The Johnstown man turned and faced the stranger who was coming through the crowd. He bent down and started a haymaker about at his shoes, and brought up his fist hitting the huge man in the chest, which was as high as he could reach. There was a metallic pinging sound, like the sound you would hear if you hit a steel barrel. Then the Johnstown man grabbed his hand and held it to his chest. “My fingers,” he said. “They’re busted!”
Well the big man grabbed the Johnstown man in one huge hand, and picked up the heavy dolly bar in the other, and held them both over his head just as easily as if they had been a butterfly and a fountain pen. He tried to stoop, but both the man and the bar hit the ceiling anyway. Then he put the Johnstown man down, and took the bar in both hands and bent it into a figure eight.
Steve Mestrovic came hustling up to the big man. “You win, fair and square. What is your name?”
“My name,” the stranger told Steve, “is JOE MAGARAC.”
Not only was Joe a steel working man, he was actually made of steel. He worked night and day, stopping only occasionally to eat. Joe tapped the furnaces with his finger. He dipped molten steel into the molds with his cupped hands. He squeezed the cooling steel into railroad rails between his fingers.
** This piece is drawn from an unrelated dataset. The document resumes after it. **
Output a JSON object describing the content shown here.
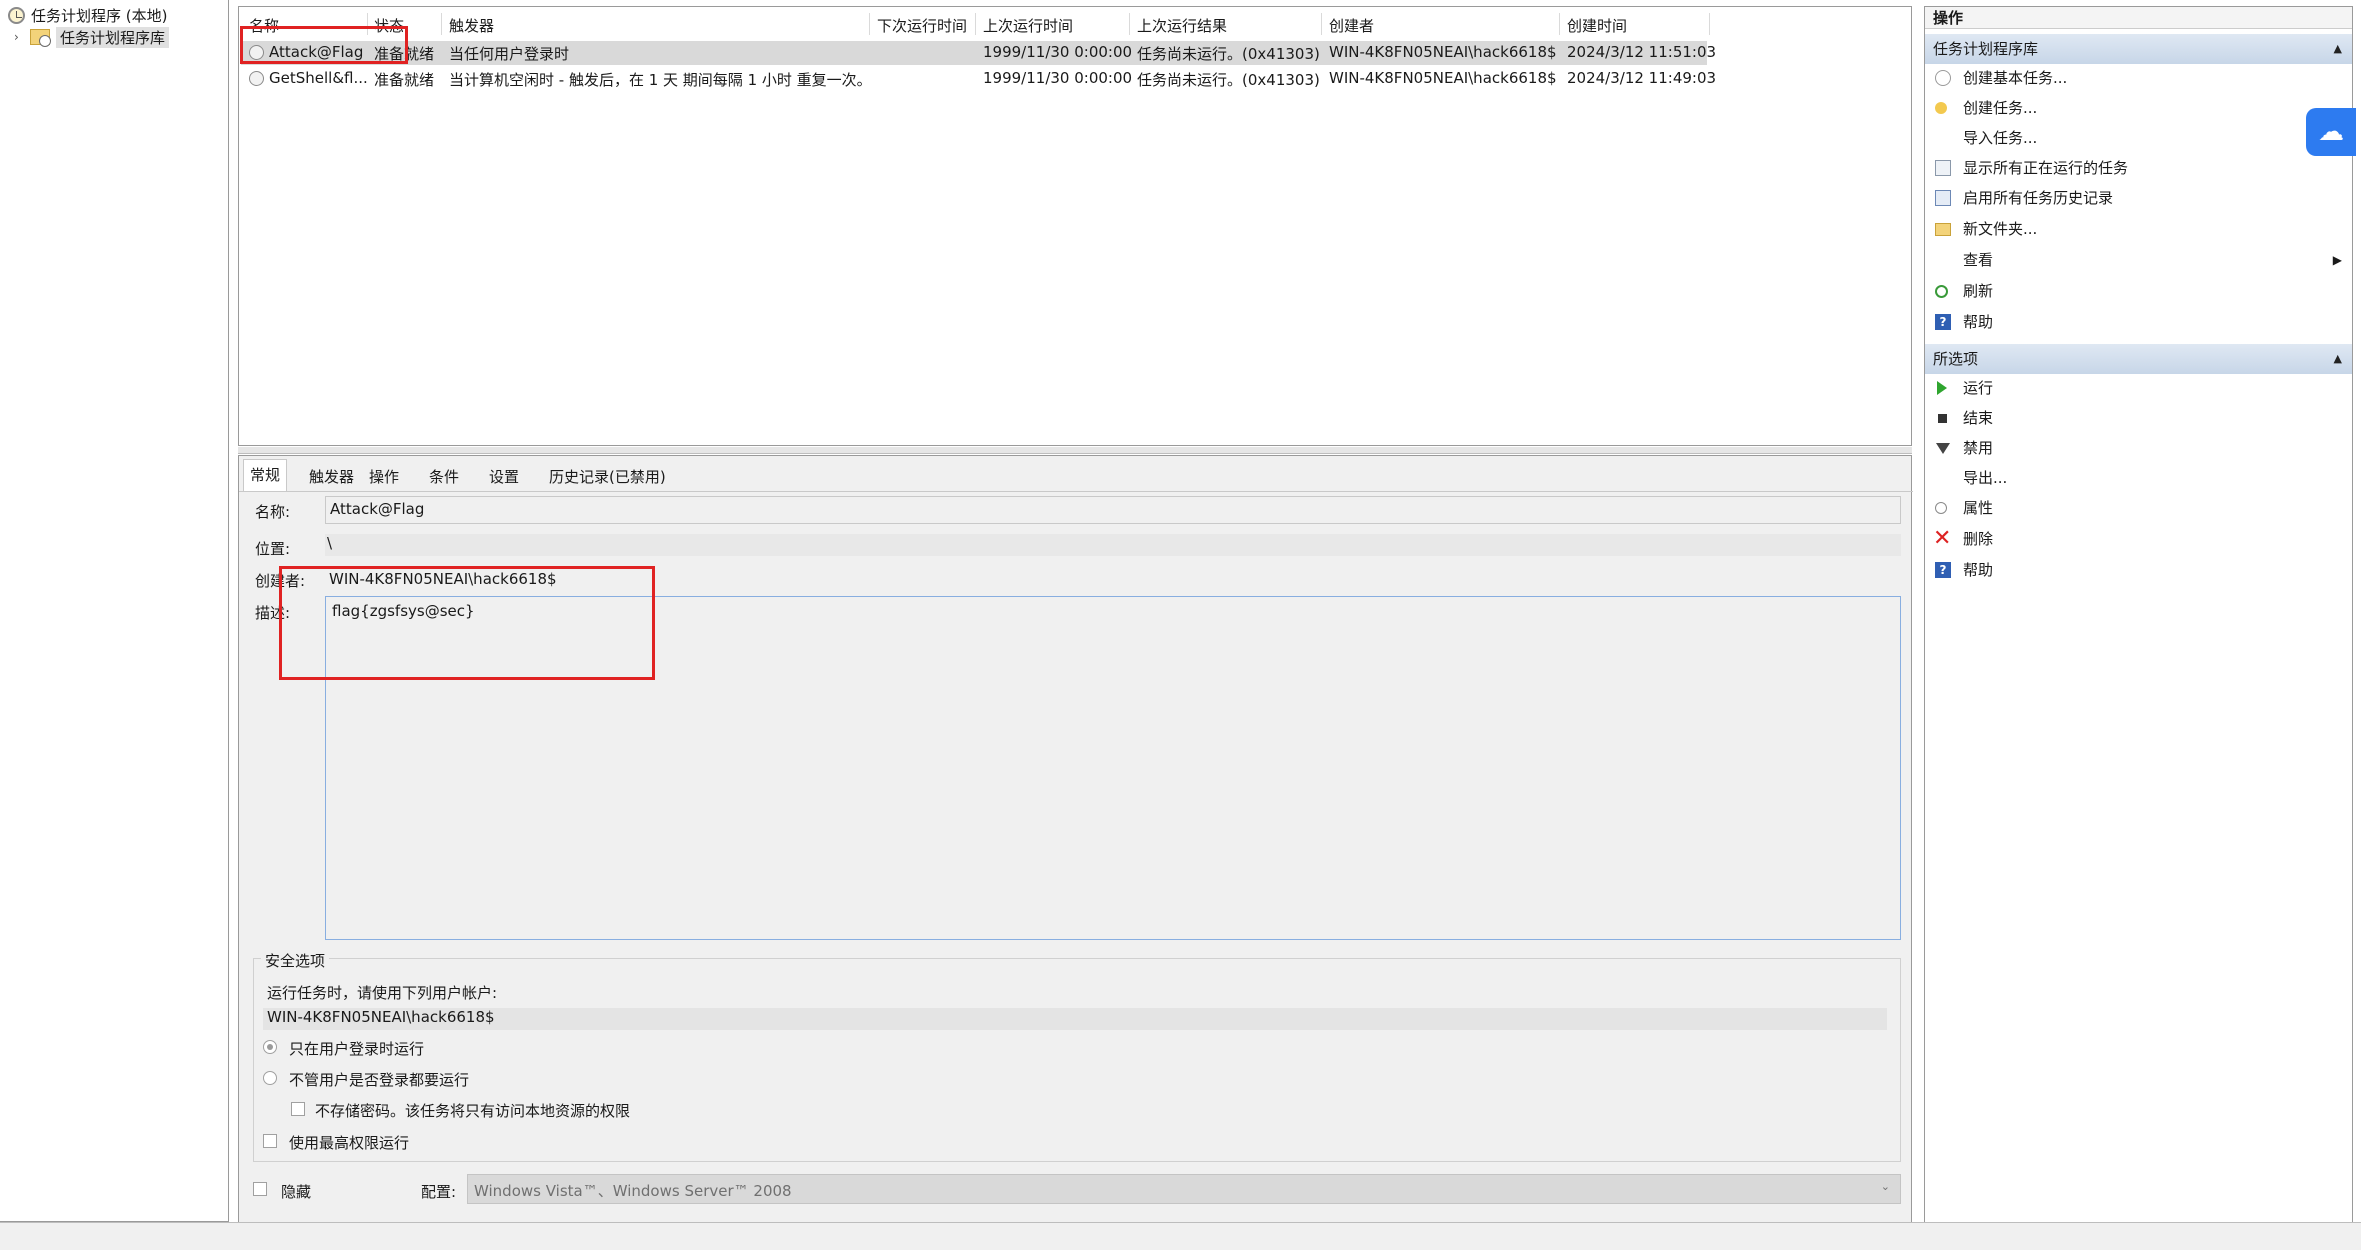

About this time, Mary Mestrovic began to cry. “I don’t want to marry a man who works all the time,” she blubbered. As for Joe Magarac – “Wait. What’s this about m-m-m-marry? I never heard about that before.”
Well Steve explained to Joe what marriage was all about, and how Joe would be expected to stay home when he wasn’t working. Joe asked if he could get out of the staying home part. He just wanted to work all the time.
So in the end, Pete Pussick, who had done better than anyone else but Joe, and who was the one Mary wanted to marry anyway, won Mary Mestrovic’s hand in matrimony. Fortunately, Father Mahovlic, the priest from the local parish church had also attended the contest, so a marriage ceremony was quickly arranged. Pete tried to get Joe to be the best man, but he said he couldn’t stop working for such foolishness.
Joe Magarac later came to an untimely, but appropriate end, when he jumped into a ladel of red hot steel, to add his own strength to that of the steel being made to help the USA during World War 2. But there are those who say that in the economic downturn after the war, Joe was asked to take “a rest”. After all, he did the work of dozens of steel men who really needed the jobs. Joe agreed, saying he hadn’t taken a long rest in many years, and so he went off, to who knows where, and he still waits to be called back to his beloved steel mills.
The photo above is of a statue of Joe by a local artist. It is at U.S. Steel’s Edgar Thomson Works in Braddock, PA.,, one of the last vestiges of “Big Steel” in the PIttsburgh area.
The photo above, taken in 1918 is of the now long gone Manchester Bridge, which crossed the Allegheny River right at the “Point.” The elaborate cast iron frieze shows Joe Magarac at the left, and a typical coal miner on the right. This frieze can still be seen at the Pittsburgh Landmarks Foundation museum on Ohio Street on the North Side.
This story has been adapted from several traditional sources. “Big Steel” as an industry is pretty much gone from the Monongahela Valley, but it lives on in the exciting RIVERS OF STEEL NATIONAL HISTORIC SITE. Please visit “Rivers of Steel”
The two pics below are views of the mills that stretched for miles along the Monongahela River. The lower illustration speaks of the fire and smoke that emanated from the mills and gave Pittsburgh the nickname of “Hell with the lid off.”